_Prompt_. Pull each line with the string "date" from the entries.
+++ Data listing +++
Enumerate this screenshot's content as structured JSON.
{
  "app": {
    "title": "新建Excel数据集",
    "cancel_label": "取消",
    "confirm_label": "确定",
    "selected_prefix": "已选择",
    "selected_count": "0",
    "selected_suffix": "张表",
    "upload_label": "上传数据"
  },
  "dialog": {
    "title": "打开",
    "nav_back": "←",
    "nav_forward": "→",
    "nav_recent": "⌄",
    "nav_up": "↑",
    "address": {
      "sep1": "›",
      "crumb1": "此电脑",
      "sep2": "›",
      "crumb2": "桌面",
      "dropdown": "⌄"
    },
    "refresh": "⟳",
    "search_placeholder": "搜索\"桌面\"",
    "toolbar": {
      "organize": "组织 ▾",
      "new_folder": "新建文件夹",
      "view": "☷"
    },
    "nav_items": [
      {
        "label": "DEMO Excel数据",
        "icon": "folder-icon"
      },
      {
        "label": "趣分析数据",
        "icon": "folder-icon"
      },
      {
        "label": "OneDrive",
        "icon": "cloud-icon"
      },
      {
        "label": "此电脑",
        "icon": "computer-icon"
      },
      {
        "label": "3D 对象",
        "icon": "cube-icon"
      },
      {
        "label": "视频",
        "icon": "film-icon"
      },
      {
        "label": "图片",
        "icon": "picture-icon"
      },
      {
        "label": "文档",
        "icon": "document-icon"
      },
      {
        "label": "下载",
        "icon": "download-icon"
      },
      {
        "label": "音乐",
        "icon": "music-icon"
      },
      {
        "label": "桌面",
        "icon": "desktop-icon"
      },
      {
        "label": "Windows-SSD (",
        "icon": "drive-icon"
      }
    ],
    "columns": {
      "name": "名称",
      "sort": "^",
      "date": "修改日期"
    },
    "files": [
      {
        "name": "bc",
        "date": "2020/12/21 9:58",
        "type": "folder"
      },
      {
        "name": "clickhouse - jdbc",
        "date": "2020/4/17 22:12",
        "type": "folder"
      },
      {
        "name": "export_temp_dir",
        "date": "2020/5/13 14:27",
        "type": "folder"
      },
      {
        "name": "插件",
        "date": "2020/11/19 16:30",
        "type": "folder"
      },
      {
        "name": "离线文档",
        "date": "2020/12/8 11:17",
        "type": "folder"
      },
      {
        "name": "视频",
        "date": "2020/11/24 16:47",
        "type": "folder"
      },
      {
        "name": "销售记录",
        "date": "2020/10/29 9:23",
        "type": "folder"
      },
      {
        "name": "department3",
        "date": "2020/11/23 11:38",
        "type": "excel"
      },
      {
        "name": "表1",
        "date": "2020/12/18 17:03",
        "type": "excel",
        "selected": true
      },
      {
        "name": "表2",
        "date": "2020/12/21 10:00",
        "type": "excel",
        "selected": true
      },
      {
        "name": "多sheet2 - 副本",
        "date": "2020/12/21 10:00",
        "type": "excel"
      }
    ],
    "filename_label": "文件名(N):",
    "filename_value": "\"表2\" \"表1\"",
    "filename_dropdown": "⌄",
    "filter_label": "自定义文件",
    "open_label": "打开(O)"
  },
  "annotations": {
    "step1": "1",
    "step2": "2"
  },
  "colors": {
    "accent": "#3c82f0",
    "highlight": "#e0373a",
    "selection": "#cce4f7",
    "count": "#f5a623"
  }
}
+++
_Your response_.
      "date": "修改日期"
        "date": "2020/12/21 9:58",
        "date": "2020/4/17 22:12",
        "date": "2020/5/13 14:27",
        "date": "2020/11/19 16:30",
        "date": "2020/12/8 11:17",
        "date": "2020/11/24 16:47",
        "date": "2020/10/29 9:23",
        "date": "2020/11/23 11:38",
        "date": "2020/12/18 17:03",
        "date": "2020/12/21 10:00",
        "date": "2020/12/21 10:00",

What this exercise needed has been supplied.